“Higher aspiration of individuals and SMEs will bring a huge future growth in P2P lending. According to ICRA, the share of lending by Non-Banking Financial Companies (NBFCs) to MSMEs is projected to rise to 23 per cent by March 2022 from the current level of 15 per cent. If P2P loans will come to support, SME lending may touch 30 per cent,” Patel says.
The Regulatory Block
While P2P players are trying hard to solve at least some part of India’s SME credit issue, but it won’t be an easy task. At present, when it comes to financing, SMEs generally do not evaluate P2P as a source of funding due to lack of awareness. With education drives, the players are hoping to rope in more SMEs on their platform. More so, the present NBFC-P2P regulation is giving them nightmares. From a regulatory point of view, the Reserve Bank of India also needs to relax its P2P guidelines.
Presently, a company seeking registration as an NBFC-P2P needs to show Net Owned Funds (NOF) of not less than Rs 20 crore and it cannot raise the deposit under Section 45I(bb) of the Act or the Companies Act, 2013.
Additionally, the P2P players also cannot make their own books. This guideline caps aggregate exposure of a lender across all P2Ps to Rs 10 lakh. The same cap is applied to a borrower. To top it all, the exposure of a single lender to the same borrower cannot exceed Rs 50,000 and the maturity of the loans should not be more than 36 months.
Ambar Kasliwal, director and CRO, PaisaDukan. com says, “The cap on exposure is limiting P2P lending sector’s growth, regulators might be playing safe but for its growth, they need to focus on scrutiny rather than limiting the business. Such a small cap of lending P2P platforms cannot create volume and cannot serve MSMEs, which historically have remained underserved.”
Connecting the Dots
SMEs often fail to share relevant data to access their credit report and digital players, including P2Ps are required to connect dots while servicing the sector.

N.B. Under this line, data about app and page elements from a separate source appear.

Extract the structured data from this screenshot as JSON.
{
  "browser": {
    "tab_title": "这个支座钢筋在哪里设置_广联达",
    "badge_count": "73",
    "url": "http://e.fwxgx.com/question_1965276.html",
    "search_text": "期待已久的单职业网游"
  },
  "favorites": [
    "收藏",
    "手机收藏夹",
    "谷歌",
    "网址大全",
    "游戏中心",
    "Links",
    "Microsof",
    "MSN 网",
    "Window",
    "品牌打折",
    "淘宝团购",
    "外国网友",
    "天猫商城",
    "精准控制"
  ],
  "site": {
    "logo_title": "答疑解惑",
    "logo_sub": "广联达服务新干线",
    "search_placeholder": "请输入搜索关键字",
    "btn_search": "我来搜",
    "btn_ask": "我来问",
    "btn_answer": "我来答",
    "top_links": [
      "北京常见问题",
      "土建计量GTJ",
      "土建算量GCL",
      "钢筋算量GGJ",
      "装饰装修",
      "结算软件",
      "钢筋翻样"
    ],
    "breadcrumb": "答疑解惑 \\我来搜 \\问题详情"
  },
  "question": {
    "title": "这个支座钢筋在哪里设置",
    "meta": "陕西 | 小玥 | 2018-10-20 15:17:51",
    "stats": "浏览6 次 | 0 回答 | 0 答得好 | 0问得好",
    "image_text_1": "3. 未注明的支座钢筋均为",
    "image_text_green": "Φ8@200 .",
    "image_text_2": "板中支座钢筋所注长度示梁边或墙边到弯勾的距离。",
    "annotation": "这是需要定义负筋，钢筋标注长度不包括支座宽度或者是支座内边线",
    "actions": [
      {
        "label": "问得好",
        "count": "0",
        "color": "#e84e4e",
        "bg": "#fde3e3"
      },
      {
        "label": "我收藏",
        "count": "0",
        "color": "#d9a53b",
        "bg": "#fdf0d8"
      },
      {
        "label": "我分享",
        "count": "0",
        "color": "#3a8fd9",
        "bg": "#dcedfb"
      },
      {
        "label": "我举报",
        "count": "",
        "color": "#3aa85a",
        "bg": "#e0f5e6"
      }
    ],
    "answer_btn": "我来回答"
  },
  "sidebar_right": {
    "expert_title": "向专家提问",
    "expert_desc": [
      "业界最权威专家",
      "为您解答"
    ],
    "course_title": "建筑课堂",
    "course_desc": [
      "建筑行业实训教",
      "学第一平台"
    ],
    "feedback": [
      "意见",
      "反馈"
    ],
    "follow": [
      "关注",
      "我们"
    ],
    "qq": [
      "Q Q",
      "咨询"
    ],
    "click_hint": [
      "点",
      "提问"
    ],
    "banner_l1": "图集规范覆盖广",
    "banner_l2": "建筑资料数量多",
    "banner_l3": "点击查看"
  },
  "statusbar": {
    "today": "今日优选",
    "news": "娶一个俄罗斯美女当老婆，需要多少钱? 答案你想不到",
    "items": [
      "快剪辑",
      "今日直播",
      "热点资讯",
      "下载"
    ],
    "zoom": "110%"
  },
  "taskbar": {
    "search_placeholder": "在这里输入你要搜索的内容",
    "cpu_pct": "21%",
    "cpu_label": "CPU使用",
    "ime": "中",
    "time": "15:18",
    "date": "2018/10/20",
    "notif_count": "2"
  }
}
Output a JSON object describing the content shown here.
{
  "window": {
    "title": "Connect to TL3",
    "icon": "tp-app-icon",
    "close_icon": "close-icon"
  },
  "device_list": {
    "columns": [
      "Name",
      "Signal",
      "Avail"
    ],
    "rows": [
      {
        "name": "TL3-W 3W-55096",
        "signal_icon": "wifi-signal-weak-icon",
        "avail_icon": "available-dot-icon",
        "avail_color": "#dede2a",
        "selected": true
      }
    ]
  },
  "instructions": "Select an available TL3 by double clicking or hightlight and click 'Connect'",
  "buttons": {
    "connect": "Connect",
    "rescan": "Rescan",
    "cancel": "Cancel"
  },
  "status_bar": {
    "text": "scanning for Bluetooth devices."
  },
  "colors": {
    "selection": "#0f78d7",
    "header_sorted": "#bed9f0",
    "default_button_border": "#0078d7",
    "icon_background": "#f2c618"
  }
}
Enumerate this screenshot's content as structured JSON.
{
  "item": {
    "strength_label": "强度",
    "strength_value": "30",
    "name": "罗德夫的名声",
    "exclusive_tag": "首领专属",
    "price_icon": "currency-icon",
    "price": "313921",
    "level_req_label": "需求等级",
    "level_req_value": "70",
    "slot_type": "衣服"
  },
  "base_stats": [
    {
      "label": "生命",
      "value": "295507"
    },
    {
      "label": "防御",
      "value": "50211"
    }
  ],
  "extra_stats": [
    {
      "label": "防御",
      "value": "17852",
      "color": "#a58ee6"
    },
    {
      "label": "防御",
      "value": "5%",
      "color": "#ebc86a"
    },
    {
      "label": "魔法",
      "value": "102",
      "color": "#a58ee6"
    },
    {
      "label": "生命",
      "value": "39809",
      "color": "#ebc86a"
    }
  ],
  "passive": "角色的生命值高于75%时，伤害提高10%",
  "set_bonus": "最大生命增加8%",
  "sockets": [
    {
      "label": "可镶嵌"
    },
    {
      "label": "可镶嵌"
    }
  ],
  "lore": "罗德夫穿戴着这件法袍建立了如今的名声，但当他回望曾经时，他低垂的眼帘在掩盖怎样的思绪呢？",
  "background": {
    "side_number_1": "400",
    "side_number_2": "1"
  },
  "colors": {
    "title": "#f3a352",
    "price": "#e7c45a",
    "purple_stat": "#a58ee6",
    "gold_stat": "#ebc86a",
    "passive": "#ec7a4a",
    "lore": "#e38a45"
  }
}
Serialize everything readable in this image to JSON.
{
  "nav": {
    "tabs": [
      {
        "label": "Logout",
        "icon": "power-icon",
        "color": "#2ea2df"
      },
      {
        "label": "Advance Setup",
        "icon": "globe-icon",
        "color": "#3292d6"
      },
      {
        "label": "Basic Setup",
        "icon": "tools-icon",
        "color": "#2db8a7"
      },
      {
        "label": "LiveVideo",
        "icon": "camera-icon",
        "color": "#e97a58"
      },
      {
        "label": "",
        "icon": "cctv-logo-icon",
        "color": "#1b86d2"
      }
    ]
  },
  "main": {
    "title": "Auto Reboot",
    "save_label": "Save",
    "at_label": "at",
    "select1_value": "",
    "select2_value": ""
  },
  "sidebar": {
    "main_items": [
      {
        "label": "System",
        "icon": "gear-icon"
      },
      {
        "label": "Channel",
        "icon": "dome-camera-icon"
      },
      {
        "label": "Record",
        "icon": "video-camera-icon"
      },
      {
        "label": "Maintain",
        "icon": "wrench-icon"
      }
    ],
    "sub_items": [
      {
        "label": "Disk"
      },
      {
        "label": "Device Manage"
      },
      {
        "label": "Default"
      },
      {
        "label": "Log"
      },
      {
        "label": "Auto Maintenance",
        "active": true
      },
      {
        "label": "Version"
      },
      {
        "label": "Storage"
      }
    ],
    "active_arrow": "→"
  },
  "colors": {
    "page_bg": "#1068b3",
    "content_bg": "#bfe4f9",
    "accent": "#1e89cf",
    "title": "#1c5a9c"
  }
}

This combined with low data confidentiality, Patel says, creates the biggest assessment problem for lenders.
“A lot of time, SME credit assessment is also linked with an assessment of the individual who is running the show. To address these, P2Ps have developed their own AI-analytics based model, which evaluates several data points that are not readily available in physical documents and assess the company along with the person who is the vital force behind it. This methodology helps us do a better assessment of SMEs, which is not possible otherwise,” he adds.
So, players like LenDenClub use the bank statements to understand a company’s cash flow, while other players like RupeeCircle and CashKumar use alternate data and personal financial data of the entrepreneurs or self-employed individuals to access their ability and stability to repay the loan. “We have our proprietary algorithms and policy to assess the credibility of borrowers on the platform. The system analyzes loan applications based on credit reports and financial statements. We use a lot of alternate data as well to gauge the ability and intention of potential borrowers. SMEs can be a tricky group when it comes to credibility checking. It is thus, other parameters like tax records, customer feedback could be of help apart from the
normal credit and financial checks,” Dhiren Makhija, CEO, Cashkumar Dhiren Makhija, CEO, Cashkumar points out.
With the new financial year, it remains to be seen whether this trend would pick up the pace or not and whether SMEs and P2Ps will continue to support each other in the coming years.
Read more: https://www.entrepreneur.com/article/331563